PROBLEM DETAILS :: Please tally the lines of the records that contain "this" and send back only the total.

INPUT DATA ::
========

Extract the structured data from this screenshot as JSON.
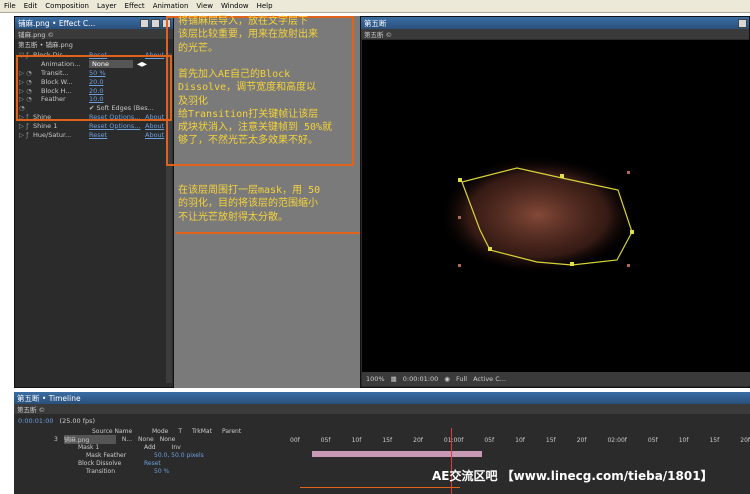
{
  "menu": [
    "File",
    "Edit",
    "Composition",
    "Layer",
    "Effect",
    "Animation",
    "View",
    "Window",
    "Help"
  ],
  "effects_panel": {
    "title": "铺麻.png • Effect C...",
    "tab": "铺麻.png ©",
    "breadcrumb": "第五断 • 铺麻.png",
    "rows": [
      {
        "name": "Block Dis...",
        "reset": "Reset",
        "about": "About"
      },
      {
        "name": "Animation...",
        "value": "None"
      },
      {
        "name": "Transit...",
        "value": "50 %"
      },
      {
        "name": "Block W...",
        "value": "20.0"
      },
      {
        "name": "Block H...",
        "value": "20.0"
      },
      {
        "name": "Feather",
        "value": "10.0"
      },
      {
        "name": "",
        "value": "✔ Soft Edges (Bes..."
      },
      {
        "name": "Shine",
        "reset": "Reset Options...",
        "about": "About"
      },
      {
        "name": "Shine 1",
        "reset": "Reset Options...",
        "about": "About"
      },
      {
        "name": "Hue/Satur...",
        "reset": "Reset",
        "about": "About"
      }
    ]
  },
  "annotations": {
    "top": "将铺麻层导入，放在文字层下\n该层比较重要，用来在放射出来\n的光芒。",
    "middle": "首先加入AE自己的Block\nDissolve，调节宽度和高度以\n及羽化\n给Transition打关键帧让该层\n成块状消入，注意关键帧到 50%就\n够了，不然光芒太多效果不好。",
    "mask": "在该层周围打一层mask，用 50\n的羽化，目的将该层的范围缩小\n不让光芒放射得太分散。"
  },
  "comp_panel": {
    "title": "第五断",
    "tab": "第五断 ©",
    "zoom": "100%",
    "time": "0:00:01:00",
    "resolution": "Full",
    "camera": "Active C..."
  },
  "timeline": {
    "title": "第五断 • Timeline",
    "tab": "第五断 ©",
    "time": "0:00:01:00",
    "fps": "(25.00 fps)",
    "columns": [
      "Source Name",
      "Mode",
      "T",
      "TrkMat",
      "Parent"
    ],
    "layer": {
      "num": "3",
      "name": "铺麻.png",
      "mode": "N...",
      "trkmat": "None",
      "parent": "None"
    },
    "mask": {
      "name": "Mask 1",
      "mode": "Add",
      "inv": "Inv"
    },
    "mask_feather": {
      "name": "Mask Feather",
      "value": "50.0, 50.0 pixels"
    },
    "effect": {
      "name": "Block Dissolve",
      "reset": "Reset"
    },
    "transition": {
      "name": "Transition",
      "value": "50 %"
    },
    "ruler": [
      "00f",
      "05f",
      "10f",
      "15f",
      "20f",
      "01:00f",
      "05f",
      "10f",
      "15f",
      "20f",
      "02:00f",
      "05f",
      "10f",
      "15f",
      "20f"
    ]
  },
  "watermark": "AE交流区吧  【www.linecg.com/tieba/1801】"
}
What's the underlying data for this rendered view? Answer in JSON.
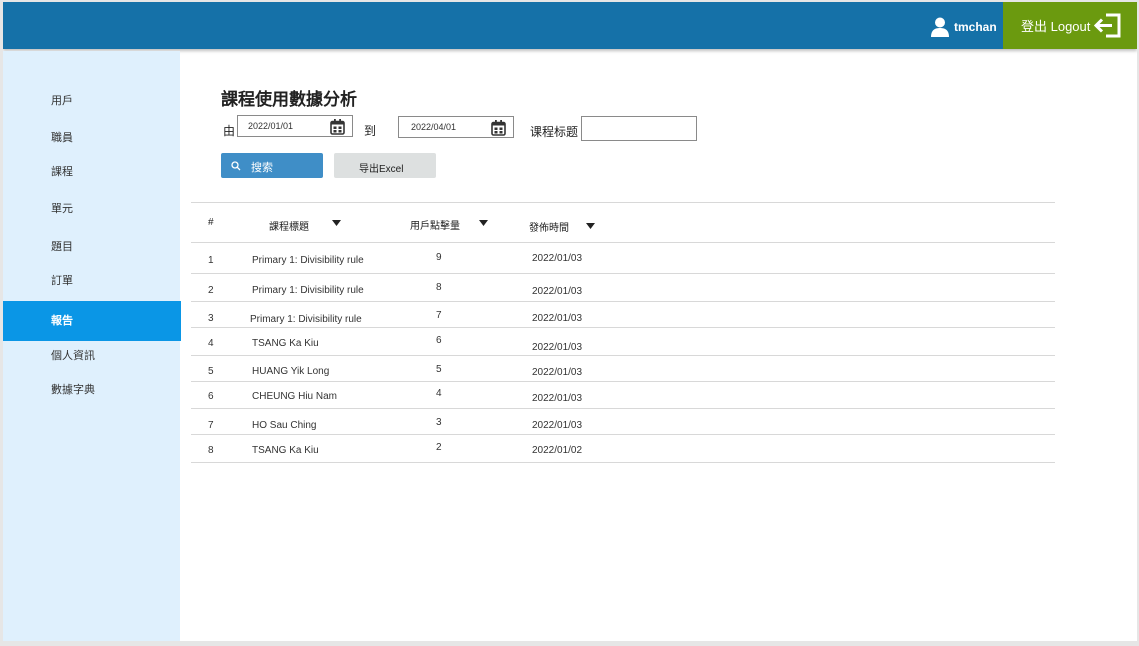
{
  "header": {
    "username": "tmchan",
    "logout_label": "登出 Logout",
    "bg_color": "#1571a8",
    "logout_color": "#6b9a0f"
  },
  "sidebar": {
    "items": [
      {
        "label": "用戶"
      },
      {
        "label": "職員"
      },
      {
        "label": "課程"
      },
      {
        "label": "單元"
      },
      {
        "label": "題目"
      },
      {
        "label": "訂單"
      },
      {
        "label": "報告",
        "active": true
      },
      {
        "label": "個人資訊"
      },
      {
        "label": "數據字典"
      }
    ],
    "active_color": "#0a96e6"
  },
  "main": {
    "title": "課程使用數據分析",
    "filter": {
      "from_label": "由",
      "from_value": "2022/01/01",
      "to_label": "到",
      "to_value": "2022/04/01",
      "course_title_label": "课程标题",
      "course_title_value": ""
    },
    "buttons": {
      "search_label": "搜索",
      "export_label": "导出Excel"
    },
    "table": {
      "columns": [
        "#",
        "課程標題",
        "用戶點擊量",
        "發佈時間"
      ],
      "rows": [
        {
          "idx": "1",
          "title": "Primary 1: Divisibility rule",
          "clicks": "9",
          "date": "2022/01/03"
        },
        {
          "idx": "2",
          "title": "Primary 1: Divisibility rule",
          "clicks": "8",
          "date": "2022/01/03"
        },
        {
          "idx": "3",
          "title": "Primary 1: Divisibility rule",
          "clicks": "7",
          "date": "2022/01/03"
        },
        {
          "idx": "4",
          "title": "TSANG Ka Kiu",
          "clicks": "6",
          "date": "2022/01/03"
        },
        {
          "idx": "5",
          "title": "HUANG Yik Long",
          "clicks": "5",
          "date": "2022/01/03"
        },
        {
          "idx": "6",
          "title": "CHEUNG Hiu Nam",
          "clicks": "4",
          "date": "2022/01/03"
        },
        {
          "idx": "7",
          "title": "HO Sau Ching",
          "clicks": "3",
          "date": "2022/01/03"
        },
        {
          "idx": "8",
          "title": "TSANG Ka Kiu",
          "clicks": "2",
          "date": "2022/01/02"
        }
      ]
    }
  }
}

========

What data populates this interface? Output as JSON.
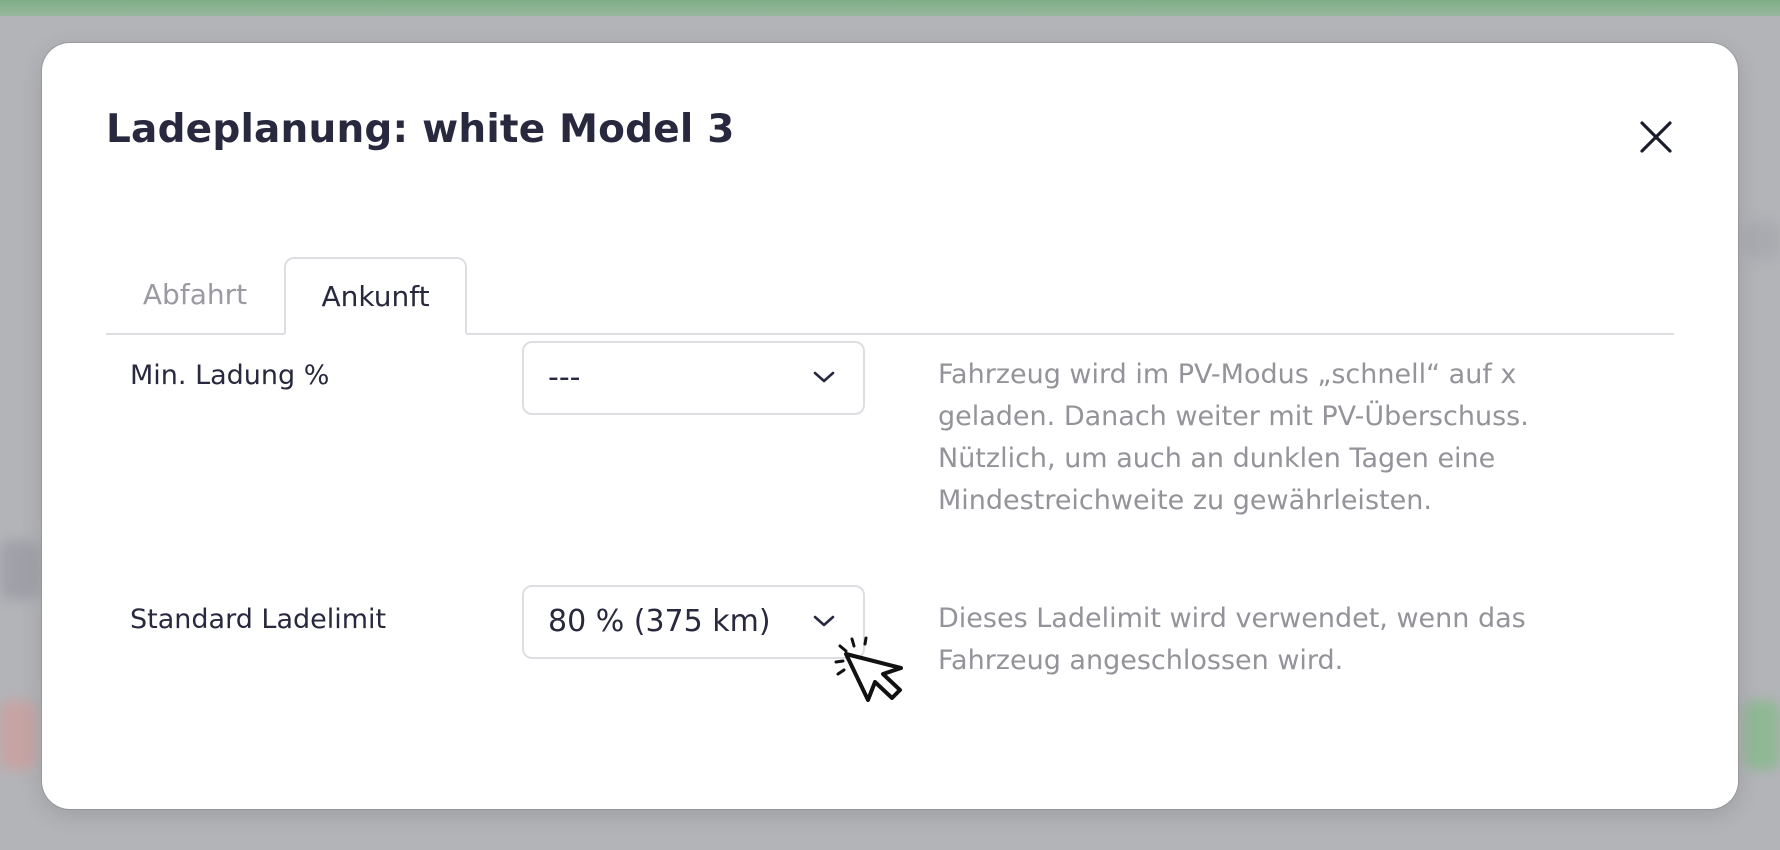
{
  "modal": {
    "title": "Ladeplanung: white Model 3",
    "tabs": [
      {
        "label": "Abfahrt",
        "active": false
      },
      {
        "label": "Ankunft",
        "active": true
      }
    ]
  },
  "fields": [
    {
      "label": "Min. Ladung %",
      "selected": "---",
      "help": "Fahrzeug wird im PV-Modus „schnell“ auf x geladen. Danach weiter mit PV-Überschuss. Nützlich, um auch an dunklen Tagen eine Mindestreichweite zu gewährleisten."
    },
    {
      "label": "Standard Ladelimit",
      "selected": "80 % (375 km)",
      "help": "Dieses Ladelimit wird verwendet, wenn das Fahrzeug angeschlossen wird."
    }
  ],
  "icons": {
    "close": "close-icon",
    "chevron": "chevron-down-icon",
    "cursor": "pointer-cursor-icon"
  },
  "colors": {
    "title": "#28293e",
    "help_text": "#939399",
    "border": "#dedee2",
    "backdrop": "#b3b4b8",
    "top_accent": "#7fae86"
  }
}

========

EXERCISE SOLUTION :: 3